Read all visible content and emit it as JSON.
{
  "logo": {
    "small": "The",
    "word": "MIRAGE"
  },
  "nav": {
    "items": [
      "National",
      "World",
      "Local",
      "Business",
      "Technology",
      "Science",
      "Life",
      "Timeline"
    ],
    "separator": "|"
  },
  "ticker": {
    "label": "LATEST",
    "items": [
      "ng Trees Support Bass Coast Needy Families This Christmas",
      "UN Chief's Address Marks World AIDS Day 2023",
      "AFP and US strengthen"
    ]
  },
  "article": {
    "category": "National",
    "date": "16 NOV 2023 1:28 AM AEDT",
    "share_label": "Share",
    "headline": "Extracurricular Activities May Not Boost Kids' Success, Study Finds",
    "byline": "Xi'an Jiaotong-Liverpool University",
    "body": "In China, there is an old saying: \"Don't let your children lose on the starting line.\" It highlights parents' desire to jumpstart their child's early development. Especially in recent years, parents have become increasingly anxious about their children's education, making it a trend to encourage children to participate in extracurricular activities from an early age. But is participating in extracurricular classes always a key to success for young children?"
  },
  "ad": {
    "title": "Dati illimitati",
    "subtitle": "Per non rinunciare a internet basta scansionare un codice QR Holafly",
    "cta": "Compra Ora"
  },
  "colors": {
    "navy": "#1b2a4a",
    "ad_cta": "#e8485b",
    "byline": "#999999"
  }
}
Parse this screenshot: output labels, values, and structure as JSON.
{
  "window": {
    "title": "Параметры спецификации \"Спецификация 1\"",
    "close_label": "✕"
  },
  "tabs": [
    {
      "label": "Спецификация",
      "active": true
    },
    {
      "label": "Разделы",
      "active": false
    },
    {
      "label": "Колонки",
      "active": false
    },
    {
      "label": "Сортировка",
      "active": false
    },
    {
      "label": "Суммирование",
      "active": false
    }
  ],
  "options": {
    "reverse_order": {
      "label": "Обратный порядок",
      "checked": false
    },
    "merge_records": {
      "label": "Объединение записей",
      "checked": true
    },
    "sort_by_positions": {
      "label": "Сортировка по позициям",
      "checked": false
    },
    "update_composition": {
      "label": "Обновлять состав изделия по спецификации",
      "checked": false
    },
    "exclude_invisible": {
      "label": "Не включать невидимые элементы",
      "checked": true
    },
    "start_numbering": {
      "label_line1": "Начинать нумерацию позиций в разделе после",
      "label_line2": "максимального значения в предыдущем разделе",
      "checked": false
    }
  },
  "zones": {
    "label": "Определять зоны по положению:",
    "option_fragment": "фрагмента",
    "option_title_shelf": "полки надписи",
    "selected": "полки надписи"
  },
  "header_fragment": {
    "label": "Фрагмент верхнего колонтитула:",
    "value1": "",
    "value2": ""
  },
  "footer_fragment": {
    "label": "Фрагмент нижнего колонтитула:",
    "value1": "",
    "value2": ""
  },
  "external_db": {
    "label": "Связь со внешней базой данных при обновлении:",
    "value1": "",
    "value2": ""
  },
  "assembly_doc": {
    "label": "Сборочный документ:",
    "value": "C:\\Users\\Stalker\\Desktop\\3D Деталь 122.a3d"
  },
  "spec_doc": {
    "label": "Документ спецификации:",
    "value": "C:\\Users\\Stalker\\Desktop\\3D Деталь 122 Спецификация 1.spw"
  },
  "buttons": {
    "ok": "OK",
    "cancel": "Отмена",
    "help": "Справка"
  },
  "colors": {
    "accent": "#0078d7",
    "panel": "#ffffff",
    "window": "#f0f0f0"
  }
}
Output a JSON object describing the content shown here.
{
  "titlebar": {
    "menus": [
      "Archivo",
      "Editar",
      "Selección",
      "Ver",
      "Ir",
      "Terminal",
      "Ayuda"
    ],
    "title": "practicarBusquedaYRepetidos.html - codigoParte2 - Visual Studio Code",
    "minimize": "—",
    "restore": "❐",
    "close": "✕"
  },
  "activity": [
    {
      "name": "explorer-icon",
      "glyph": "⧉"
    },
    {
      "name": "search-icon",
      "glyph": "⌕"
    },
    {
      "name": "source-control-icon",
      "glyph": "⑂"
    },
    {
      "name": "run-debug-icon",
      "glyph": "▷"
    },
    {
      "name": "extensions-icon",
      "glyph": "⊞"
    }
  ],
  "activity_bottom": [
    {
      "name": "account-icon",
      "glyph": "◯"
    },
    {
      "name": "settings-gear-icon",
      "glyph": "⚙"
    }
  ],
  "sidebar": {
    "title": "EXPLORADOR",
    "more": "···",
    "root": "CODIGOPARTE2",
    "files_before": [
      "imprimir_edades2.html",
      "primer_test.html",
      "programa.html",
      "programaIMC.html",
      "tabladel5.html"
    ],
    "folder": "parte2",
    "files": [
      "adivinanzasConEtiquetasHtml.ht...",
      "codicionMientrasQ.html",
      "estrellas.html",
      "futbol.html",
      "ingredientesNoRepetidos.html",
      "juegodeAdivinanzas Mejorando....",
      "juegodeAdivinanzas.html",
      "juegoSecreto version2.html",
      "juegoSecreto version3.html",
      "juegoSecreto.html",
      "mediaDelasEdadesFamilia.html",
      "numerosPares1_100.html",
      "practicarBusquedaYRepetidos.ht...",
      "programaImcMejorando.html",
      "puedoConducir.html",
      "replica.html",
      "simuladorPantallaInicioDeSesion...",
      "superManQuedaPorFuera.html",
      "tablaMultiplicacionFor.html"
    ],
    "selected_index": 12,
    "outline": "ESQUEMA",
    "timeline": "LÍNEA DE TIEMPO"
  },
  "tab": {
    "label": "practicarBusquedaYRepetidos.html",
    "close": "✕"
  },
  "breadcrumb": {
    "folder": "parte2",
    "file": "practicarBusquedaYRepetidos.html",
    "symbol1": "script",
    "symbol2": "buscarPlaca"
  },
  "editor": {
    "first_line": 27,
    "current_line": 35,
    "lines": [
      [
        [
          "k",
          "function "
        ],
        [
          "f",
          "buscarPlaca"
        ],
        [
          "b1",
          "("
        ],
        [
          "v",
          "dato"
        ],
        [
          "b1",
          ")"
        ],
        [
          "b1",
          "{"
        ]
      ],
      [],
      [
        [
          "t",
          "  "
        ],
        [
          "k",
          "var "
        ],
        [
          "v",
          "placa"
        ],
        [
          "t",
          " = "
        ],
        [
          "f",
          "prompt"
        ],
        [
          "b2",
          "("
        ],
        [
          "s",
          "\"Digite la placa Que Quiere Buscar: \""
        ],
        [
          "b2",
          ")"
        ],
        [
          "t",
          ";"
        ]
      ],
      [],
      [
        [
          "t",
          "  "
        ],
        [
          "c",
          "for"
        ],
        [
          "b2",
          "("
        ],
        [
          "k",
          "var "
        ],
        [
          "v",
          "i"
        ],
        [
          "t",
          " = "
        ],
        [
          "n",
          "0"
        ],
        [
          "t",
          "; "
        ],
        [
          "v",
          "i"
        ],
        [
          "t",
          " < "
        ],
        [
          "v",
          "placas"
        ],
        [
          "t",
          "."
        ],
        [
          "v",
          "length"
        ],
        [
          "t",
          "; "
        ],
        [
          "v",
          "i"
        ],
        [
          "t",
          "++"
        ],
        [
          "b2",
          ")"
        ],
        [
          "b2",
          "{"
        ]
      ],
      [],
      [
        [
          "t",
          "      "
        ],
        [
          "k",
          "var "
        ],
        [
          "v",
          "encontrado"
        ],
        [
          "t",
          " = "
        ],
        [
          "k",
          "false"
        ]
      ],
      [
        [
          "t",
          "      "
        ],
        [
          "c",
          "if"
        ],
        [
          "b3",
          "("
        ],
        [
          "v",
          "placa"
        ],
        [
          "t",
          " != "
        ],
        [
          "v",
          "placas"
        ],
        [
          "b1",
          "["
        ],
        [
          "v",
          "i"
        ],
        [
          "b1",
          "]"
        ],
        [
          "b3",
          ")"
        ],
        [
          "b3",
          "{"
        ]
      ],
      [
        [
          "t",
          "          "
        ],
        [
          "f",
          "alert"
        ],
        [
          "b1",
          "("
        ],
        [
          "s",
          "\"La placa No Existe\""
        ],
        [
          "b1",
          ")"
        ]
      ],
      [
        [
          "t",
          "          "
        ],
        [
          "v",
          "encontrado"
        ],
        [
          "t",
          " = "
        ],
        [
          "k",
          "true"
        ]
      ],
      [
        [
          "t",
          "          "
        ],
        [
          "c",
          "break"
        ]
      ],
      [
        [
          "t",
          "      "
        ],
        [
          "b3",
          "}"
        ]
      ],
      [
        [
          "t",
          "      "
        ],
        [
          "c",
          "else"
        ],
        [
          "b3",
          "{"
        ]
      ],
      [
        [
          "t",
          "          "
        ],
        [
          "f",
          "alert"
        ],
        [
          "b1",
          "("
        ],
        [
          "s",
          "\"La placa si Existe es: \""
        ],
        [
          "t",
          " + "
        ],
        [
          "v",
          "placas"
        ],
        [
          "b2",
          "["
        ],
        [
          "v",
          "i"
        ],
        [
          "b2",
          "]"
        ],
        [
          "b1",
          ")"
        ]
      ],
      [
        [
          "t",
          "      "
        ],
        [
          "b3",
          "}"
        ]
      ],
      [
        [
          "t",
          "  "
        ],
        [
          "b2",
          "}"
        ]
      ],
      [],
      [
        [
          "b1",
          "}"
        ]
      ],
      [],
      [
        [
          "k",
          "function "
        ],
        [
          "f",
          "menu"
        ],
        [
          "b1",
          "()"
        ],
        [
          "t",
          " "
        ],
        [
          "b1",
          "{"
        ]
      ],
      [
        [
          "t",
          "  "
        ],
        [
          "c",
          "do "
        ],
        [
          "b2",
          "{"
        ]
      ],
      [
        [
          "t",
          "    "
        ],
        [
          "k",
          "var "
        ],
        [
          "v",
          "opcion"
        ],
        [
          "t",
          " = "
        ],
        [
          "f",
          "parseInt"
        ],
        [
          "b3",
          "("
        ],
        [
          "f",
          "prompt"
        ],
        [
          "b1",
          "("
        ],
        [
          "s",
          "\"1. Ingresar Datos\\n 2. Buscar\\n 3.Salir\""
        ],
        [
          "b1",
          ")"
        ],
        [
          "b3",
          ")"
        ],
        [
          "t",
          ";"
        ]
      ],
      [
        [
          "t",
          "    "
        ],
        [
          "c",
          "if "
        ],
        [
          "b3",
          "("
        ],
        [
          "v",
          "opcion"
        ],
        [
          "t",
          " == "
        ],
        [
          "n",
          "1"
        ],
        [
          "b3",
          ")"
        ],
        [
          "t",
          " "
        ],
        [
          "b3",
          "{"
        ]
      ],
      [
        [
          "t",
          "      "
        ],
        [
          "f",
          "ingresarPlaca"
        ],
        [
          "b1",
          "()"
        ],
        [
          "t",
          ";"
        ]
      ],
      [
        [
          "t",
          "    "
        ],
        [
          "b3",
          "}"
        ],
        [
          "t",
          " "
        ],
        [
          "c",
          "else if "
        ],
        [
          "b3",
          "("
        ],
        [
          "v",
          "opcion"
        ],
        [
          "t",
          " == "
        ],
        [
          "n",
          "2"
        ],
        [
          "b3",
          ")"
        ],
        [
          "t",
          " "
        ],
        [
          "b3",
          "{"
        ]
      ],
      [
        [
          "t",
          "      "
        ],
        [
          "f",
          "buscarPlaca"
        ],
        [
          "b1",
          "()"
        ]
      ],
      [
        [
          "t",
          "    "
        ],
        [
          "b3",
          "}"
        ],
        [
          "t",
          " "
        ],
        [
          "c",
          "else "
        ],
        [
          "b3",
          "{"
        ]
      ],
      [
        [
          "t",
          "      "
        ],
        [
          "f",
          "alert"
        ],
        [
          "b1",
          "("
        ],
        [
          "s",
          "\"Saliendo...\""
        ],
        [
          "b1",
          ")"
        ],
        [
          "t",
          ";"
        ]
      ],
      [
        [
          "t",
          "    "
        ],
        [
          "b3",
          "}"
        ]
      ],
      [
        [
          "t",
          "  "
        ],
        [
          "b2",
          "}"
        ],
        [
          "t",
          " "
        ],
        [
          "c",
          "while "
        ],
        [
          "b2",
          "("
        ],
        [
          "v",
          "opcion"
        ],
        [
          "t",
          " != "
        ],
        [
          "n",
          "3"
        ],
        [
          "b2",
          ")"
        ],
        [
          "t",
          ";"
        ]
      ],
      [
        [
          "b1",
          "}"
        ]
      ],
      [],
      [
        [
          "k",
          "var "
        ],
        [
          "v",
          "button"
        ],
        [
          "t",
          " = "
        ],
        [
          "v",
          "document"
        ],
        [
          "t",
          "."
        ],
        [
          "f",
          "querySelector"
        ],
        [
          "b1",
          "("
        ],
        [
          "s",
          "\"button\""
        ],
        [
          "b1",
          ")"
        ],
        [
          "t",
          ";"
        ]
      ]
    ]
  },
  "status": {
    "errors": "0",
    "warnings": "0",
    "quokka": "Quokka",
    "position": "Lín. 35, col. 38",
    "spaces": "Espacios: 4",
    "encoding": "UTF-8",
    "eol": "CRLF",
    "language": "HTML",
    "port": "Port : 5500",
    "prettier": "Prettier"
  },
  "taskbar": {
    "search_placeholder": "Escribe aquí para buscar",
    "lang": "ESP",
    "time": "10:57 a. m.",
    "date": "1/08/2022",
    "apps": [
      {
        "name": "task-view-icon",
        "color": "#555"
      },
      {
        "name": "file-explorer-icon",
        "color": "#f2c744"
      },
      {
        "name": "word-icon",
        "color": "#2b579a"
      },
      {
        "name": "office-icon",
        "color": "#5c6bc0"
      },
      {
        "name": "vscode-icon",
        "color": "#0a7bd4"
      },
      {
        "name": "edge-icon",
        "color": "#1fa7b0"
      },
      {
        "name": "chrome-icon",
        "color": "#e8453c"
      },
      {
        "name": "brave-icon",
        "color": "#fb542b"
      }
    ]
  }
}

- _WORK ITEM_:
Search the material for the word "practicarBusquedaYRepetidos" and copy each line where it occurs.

- _TASK OUTPUT_:
    "title": "practicarBusquedaYRepetidos.html - codigoParte2 - Visual Studio Code",
      "practicarBusquedaYRepetidos.ht...",
    "label": "practicarBusquedaYRepetidos.html",
    "file": "practicarBusquedaYRepetidos.html",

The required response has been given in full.